[Records from a collection]
=== Section Start ===

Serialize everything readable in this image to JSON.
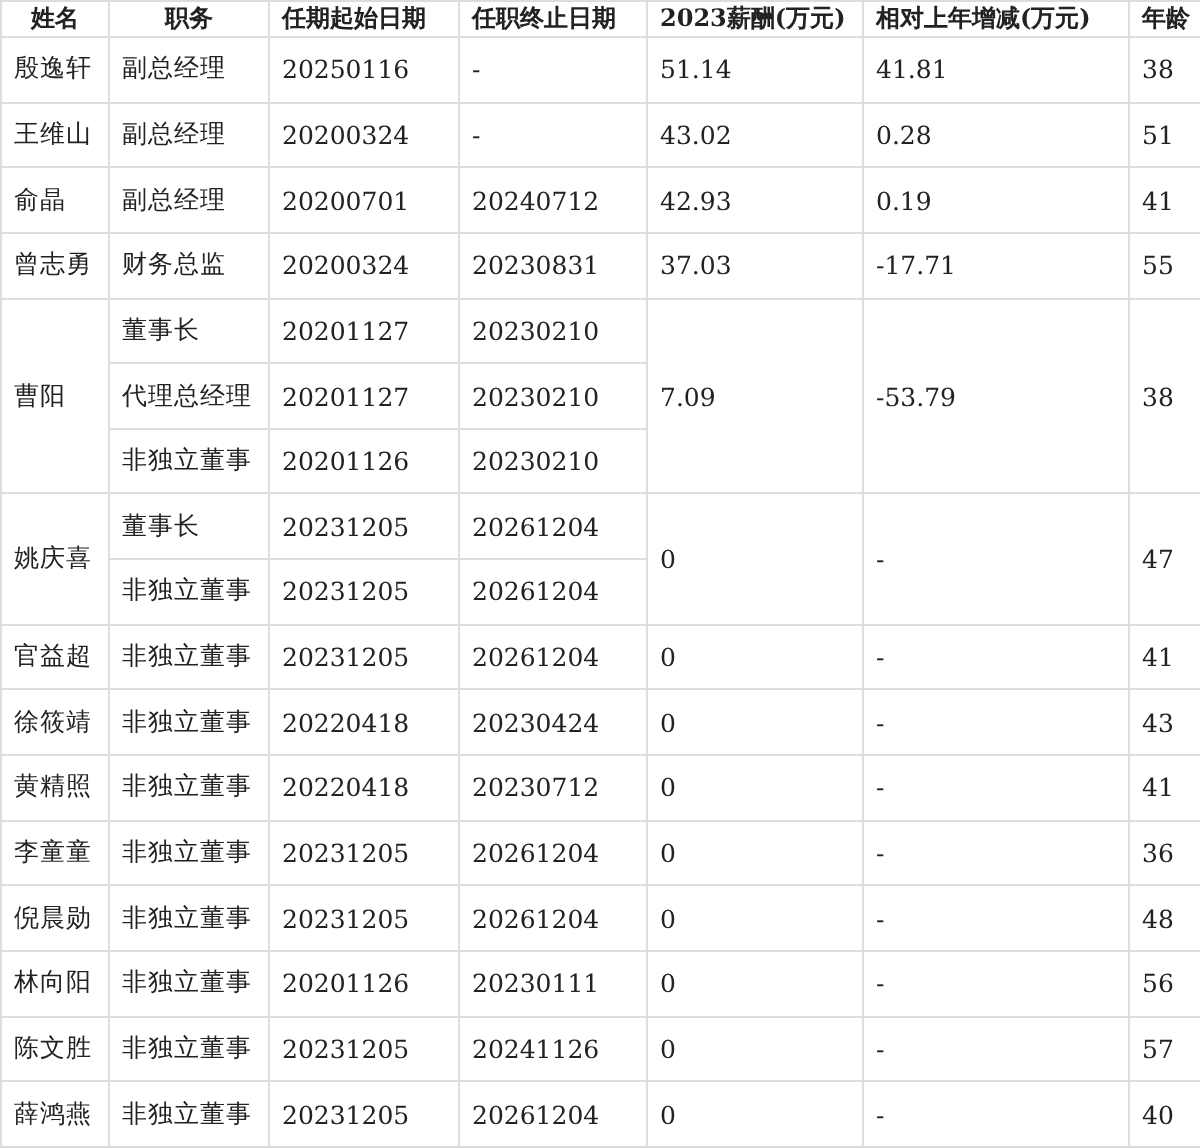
{
  "table": {
    "columns": [
      "姓名",
      "职务",
      "任期起始日期",
      "任职终止日期",
      "2023薪酬(万元)",
      "相对上年增减(万元)",
      "年龄"
    ],
    "rows": [
      {
        "name": "殷逸轩",
        "roles": [
          {
            "title": "副总经理",
            "start": "20250116",
            "end": "-"
          }
        ],
        "salary": "51.14",
        "change": "41.81",
        "age": "38"
      },
      {
        "name": "王维山",
        "roles": [
          {
            "title": "副总经理",
            "start": "20200324",
            "end": "-"
          }
        ],
        "salary": "43.02",
        "change": "0.28",
        "age": "51"
      },
      {
        "name": "俞晶",
        "roles": [
          {
            "title": "副总经理",
            "start": "20200701",
            "end": "20240712"
          }
        ],
        "salary": "42.93",
        "change": "0.19",
        "age": "41"
      },
      {
        "name": "曾志勇",
        "roles": [
          {
            "title": "财务总监",
            "start": "20200324",
            "end": "20230831"
          }
        ],
        "salary": "37.03",
        "change": "-17.71",
        "age": "55"
      },
      {
        "name": "曹阳",
        "roles": [
          {
            "title": "董事长",
            "start": "20201127",
            "end": "20230210"
          },
          {
            "title": "代理总经理",
            "start": "20201127",
            "end": "20230210"
          },
          {
            "title": "非独立董事",
            "start": "20201126",
            "end": "20230210"
          }
        ],
        "salary": "7.09",
        "change": "-53.79",
        "age": "38"
      },
      {
        "name": "姚庆喜",
        "roles": [
          {
            "title": "董事长",
            "start": "20231205",
            "end": "20261204"
          },
          {
            "title": "非独立董事",
            "start": "20231205",
            "end": "20261204"
          }
        ],
        "salary": "0",
        "change": "-",
        "age": "47"
      },
      {
        "name": "官益超",
        "roles": [
          {
            "title": "非独立董事",
            "start": "20231205",
            "end": "20261204"
          }
        ],
        "salary": "0",
        "change": "-",
        "age": "41"
      },
      {
        "name": "徐筱靖",
        "roles": [
          {
            "title": "非独立董事",
            "start": "20220418",
            "end": "20230424"
          }
        ],
        "salary": "0",
        "change": "-",
        "age": "43"
      },
      {
        "name": "黄精照",
        "roles": [
          {
            "title": "非独立董事",
            "start": "20220418",
            "end": "20230712"
          }
        ],
        "salary": "0",
        "change": "-",
        "age": "41"
      },
      {
        "name": "李童童",
        "roles": [
          {
            "title": "非独立董事",
            "start": "20231205",
            "end": "20261204"
          }
        ],
        "salary": "0",
        "change": "-",
        "age": "36"
      },
      {
        "name": "倪晨勋",
        "roles": [
          {
            "title": "非独立董事",
            "start": "20231205",
            "end": "20261204"
          }
        ],
        "salary": "0",
        "change": "-",
        "age": "48"
      },
      {
        "name": "林向阳",
        "roles": [
          {
            "title": "非独立董事",
            "start": "20201126",
            "end": "20230111"
          }
        ],
        "salary": "0",
        "change": "-",
        "age": "56"
      },
      {
        "name": "陈文胜",
        "roles": [
          {
            "title": "非独立董事",
            "start": "20231205",
            "end": "20241126"
          }
        ],
        "salary": "0",
        "change": "-",
        "age": "57"
      },
      {
        "name": "薛鸿燕",
        "roles": [
          {
            "title": "非独立董事",
            "start": "20231205",
            "end": "20261204"
          }
        ],
        "salary": "0",
        "change": "-",
        "age": "40"
      }
    ]
  }
}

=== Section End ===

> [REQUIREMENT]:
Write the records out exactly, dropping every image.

> [ANSWER TO THIS EXERCISE]:
Serialize everything readable in this image to JSON.
{
  "table": {
    "columns": [
      "姓名",
      "职务",
      "任期起始日期",
      "任职终止日期",
      "2023薪酬(万元)",
      "相对上年增减(万元)",
      "年龄"
    ],
    "rows": [
      {
        "name": "殷逸轩",
        "roles": [
          {
            "title": "副总经理",
            "start": "20250116",
            "end": "-"
          }
        ],
        "salary": "51.14",
        "change": "41.81",
        "age": "38"
      },
      {
        "name": "王维山",
        "roles": [
          {
            "title": "副总经理",
            "start": "20200324",
            "end": "-"
          }
        ],
        "salary": "43.02",
        "change": "0.28",
        "age": "51"
      },
      {
        "name": "俞晶",
        "roles": [
          {
            "title": "副总经理",
            "start": "20200701",
            "end": "20240712"
          }
        ],
        "salary": "42.93",
        "change": "0.19",
        "age": "41"
      },
      {
        "name": "曾志勇",
        "roles": [
          {
            "title": "财务总监",
            "start": "20200324",
            "end": "20230831"
          }
        ],
        "salary": "37.03",
        "change": "-17.71",
        "age": "55"
      },
      {
        "name": "曹阳",
        "roles": [
          {
            "title": "董事长",
            "start": "20201127",
            "end": "20230210"
          },
          {
            "title": "代理总经理",
            "start": "20201127",
            "end": "20230210"
          },
          {
            "title": "非独立董事",
            "start": "20201126",
            "end": "20230210"
          }
        ],
        "salary": "7.09",
        "change": "-53.79",
        "age": "38"
      },
      {
        "name": "姚庆喜",
        "roles": [
          {
            "title": "董事长",
            "start": "20231205",
            "end": "20261204"
          },
          {
            "title": "非独立董事",
            "start": "20231205",
            "end": "20261204"
          }
        ],
        "salary": "0",
        "change": "-",
        "age": "47"
      },
      {
        "name": "官益超",
        "roles": [
          {
            "title": "非独立董事",
            "start": "20231205",
            "end": "20261204"
          }
        ],
        "salary": "0",
        "change": "-",
        "age": "41"
      },
      {
        "name": "徐筱靖",
        "roles": [
          {
            "title": "非独立董事",
            "start": "20220418",
            "end": "20230424"
          }
        ],
        "salary": "0",
        "change": "-",
        "age": "43"
      },
      {
        "name": "黄精照",
        "roles": [
          {
            "title": "非独立董事",
            "start": "20220418",
            "end": "20230712"
          }
        ],
        "salary": "0",
        "change": "-",
        "age": "41"
      },
      {
        "name": "李童童",
        "roles": [
          {
            "title": "非独立董事",
            "start": "20231205",
            "end": "20261204"
          }
        ],
        "salary": "0",
        "change": "-",
        "age": "36"
      },
      {
        "name": "倪晨勋",
        "roles": [
          {
            "title": "非独立董事",
            "start": "20231205",
            "end": "20261204"
          }
        ],
        "salary": "0",
        "change": "-",
        "age": "48"
      },
      {
        "name": "林向阳",
        "roles": [
          {
            "title": "非独立董事",
            "start": "20201126",
            "end": "20230111"
          }
        ],
        "salary": "0",
        "change": "-",
        "age": "56"
      },
      {
        "name": "陈文胜",
        "roles": [
          {
            "title": "非独立董事",
            "start": "20231205",
            "end": "20241126"
          }
        ],
        "salary": "0",
        "change": "-",
        "age": "57"
      },
      {
        "name": "薛鸿燕",
        "roles": [
          {
            "title": "非独立董事",
            "start": "20231205",
            "end": "20261204"
          }
        ],
        "salary": "0",
        "change": "-",
        "age": "40"
      }
    ]
  }
}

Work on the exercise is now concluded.